  47. 47. Rensselaer Long, p. 486 Frequency (Hz) 63 125 250 500 1000 2000 4000 Loss (dB/ft) Circular 0.03 0.03 0.03 0.05 0.07 0.07 0.07 Loss (dB/ft) Square 0.36 0.20 0.11 0.06 0.06 0.06 0.06 • Data for circular duct from Long, Table 14.1 • Data for square duct from previous equations with P/S = 4 Duct Shape and Noise Control
  48. 48. Rensselaer Discharge Noise From Paul Henderson, Acoustics for Mechanical Engineers, ASHRAE Expo 2005 High noise levels near the discharge of the AHU
  49. 49. Rensselaer Discharge Noise Control • Stiffen the initial 25-50 ft of the discharge duct • Often done by wrapping the duct with gypsum board or loaded vinyl From Paul Henderson, Acoustics for Mechanical Engineers, ASHRAE Expo 2005
  50. 50. Rensselaer Duct Lagging Make the ducts stiff using lagging, typically fire-rated drywall.

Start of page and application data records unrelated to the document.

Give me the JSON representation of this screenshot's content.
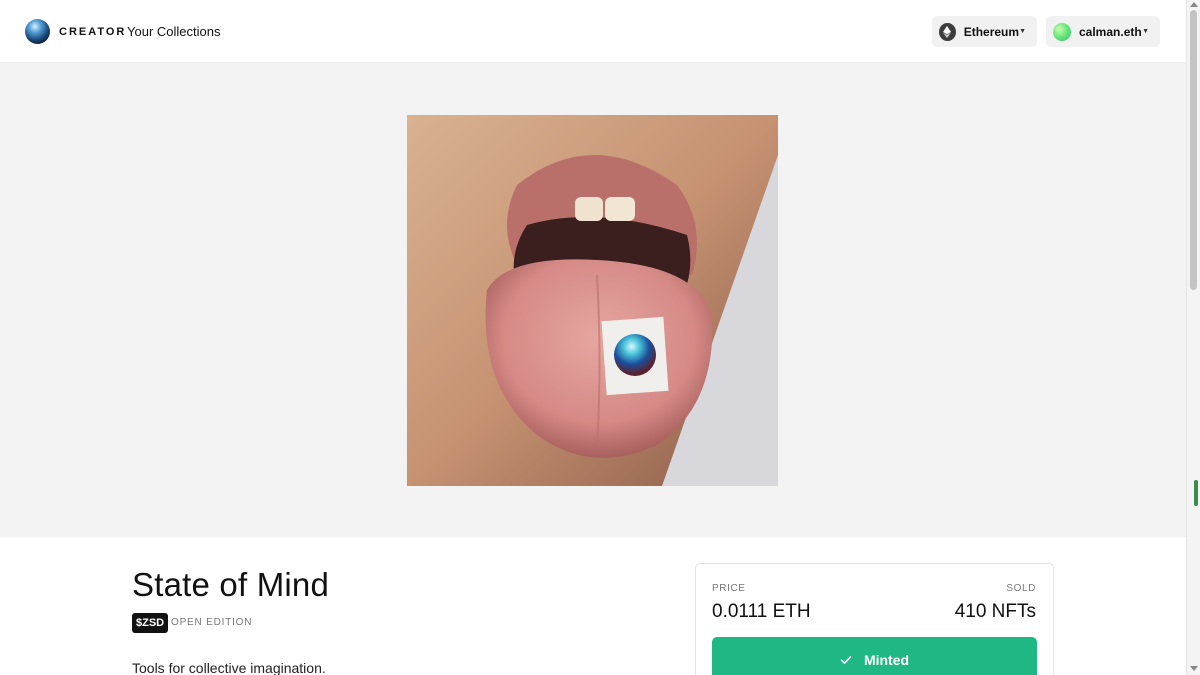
{
  "header": {
    "brand": "CREATOR",
    "nav_link": "Your Collections",
    "network": {
      "label": "Ethereum",
      "icon": "ethereum-icon"
    },
    "account": {
      "label": "calman.eth",
      "icon": "avatar-gradient"
    }
  },
  "artwork": {
    "description_icon": "tongue-with-orb-artwork"
  },
  "token": {
    "title": "State of Mind",
    "symbol": "$ZSD",
    "edition": "OPEN EDITION",
    "description": "Tools for collective imagination."
  },
  "sale": {
    "price_label": "PRICE",
    "price_value": "0.0111 ETH",
    "sold_label": "SOLD",
    "sold_value": "410 NFTs",
    "action_label": "Minted"
  },
  "colors": {
    "accent": "#1fb884",
    "hero_background": "#f3f3f3",
    "badge": "#111111"
  }
}
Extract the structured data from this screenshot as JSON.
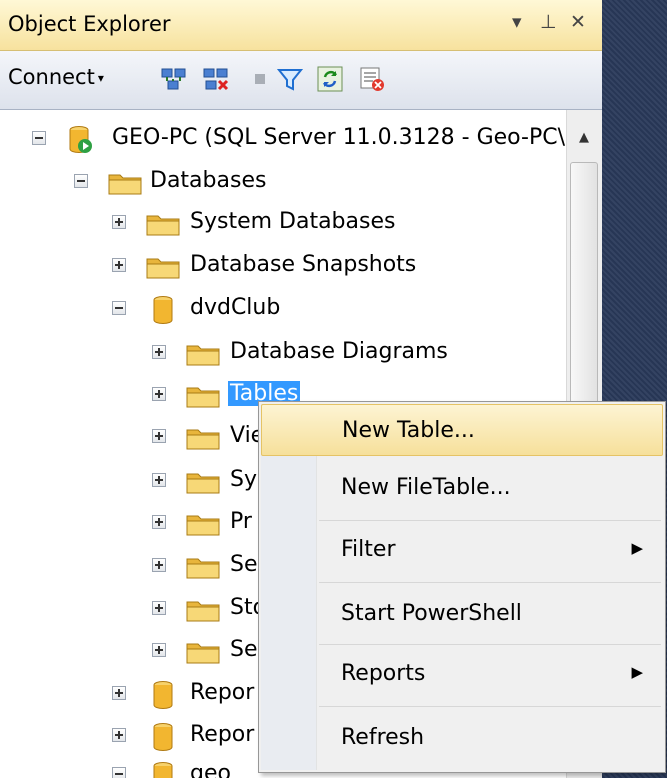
{
  "window": {
    "title": "Object Explorer",
    "controls": {
      "dropdown": "▾",
      "pin": "⊥",
      "close": "✕"
    }
  },
  "toolbar": {
    "connect_label": "Connect",
    "connect_arrow": "▾",
    "tools": [
      {
        "name": "connect-object-explorer-icon"
      },
      {
        "name": "disconnect-icon"
      },
      {
        "name": "stop-icon"
      },
      {
        "name": "filter-icon"
      },
      {
        "name": "refresh-icon"
      },
      {
        "name": "script-icon"
      }
    ]
  },
  "tree": {
    "server": {
      "label": "GEO-PC (SQL Server 11.0.3128 - Geo-PC\\"
    },
    "databases": {
      "label": "Databases"
    },
    "system_databases": {
      "label": "System Databases"
    },
    "database_snapshots": {
      "label": "Database Snapshots"
    },
    "dvdclub": {
      "label": "dvdClub"
    },
    "database_diagrams": {
      "label": "Database Diagrams"
    },
    "tables": {
      "label": "Tables"
    },
    "views": {
      "label": "Vie"
    },
    "synonyms": {
      "label": "Sy"
    },
    "programmability": {
      "label": "Pr"
    },
    "service_broker": {
      "label": "Se"
    },
    "storage": {
      "label": "Sto"
    },
    "security": {
      "label": "Se"
    },
    "report_server": {
      "label": "Repor"
    },
    "report_server_temp": {
      "label": "Repor"
    },
    "geo": {
      "label": "geo"
    }
  },
  "context_menu": {
    "new_table": "New Table...",
    "new_filetable": "New FileTable...",
    "filter": "Filter",
    "start_powershell": "Start PowerShell",
    "reports": "Reports",
    "refresh": "Refresh",
    "submenu_arrow": "▶"
  },
  "colors": {
    "title_bar": "#f7e29e",
    "selection": "#3399ff",
    "menu_hover": "#f6e09b",
    "folder": "#f2c94c",
    "database": "#f2b630",
    "desktop_background": "#2b3c59"
  }
}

From Paul Henderson, Acoustics for Mechanical Engineers, ASHRAE Expo 2005
  51. 51. Rensselaer Duct Lagging MJR Figure 9.14, p. 200
  52. 52. Rensselaer Duct Lagging From Kirkegaard Associates
  53. 53. Rensselaer From Kirkegaard Associates Duct Lagging
  54. 54. Rensselaer From Kirkegaard Associates Duct Penetrations
  55. 55. Rensselaer From Kirkegaard Associates Ductwork Crossing an Isolation Joint
  56. 56. Rensselaer Resilient Duct Hangers Elastomeric Hanger From Kirkegaard Associates
  57. 57. Rensselaer Resilient Duct Hangers Spring-and-Neoprene-in Series Isolator (Hanger) From Kirkegaard Associates Precompressed Spring- and-Neoprene-in-Series Isolator (Hanger)
  58. 58. Rensselaer Resilient Duct Hangers Spring-and-Neoprene-in-Series Isolator (Hanger) From Kirkegaard Associates
  59. 59. Rensselaer Resilient Hangers From Kirkegaard Associates
  60. 60. Rensselaer Resilient Hangers From Kirkegaard Associates
  61. 61. Rensselaer Flexible Duct Connections From Kirkegaard Associates
  62. 62. Rensselaer Improvements in Design for Noise Performance From Paul Henderson, Acoustics for Mechanical Engineers, ASHRAE Expo 2005 Poor Design Better Design
  63. 63. Rensselaer End Effects • Change in cross-sectional area when a duct terminates in a room                88.1 0 10 1log10 fd c Lend                  88.1 0 10 8.0 1log10 fd c Lend  Termination in free space: Termination flush with wall:  c0 = speed of sound  f = frequency  d = duct diameter ( for a rectangular duct)  S d 4  Long, p. 490
  64. 64. Rensselaer Air Plenums, Passive and Active Silencers • Plenum used near equipment outlet; promotes laminar airflow and provides acoustical insertion loss (< 12 dB) • Passive silencers used when large insertion loss is required; must account for pressure drop • Active silencer has no pressure drop, but is typically impractical From Paul Henderson, Acoustics for Mechanical Engineers, ASHRAE Expo 2005
  65. 65. Rensselaer Application of Duct Liner in Underfloor Plenum From Kirkegaard Associates Lined Plenum (For under-floor air supply)
  66. 66. Rensselaer Silencer Location From Paul Henderson, Acoustics for Mechanical Engineers, ASHRAE Expo 2005
  67. 67. Rensselaer Duct Sound Attenuators From Kirkegaard Associates
  68. 68. Rensselaer Active Noise Control in Ducts MJR Figure 9.19, p. 205 Using data from the input microphone, the controller generates a signal to be played by the loudspeaker which is out of phase (180º) with the duct-borne noise at the loudspeaker position. Feedback from the error microphone (which ideally senses no noise) helps fine tune the process.
  69. 69. Rensselaer A Sample Interior Noise Prediction From Paul Henderson, Acoustics for Mechanical Engineers, ASHRAE Expo 2005 (MJR Table 9.2, p. 204)
  70. 70. Rensselaer 1/3 vs. 1/1 Octave Band Data From Paul Henderson, Acoustics for Mechanical Engineers, ASHRAE Expo 2005
  71. 71. Rensselaer Fan and Compressor Noise From Paul Henderson, Acoustics for Mechanical Engineers, ASHRAE Expo 2005
  72. 72. Rensselaer

×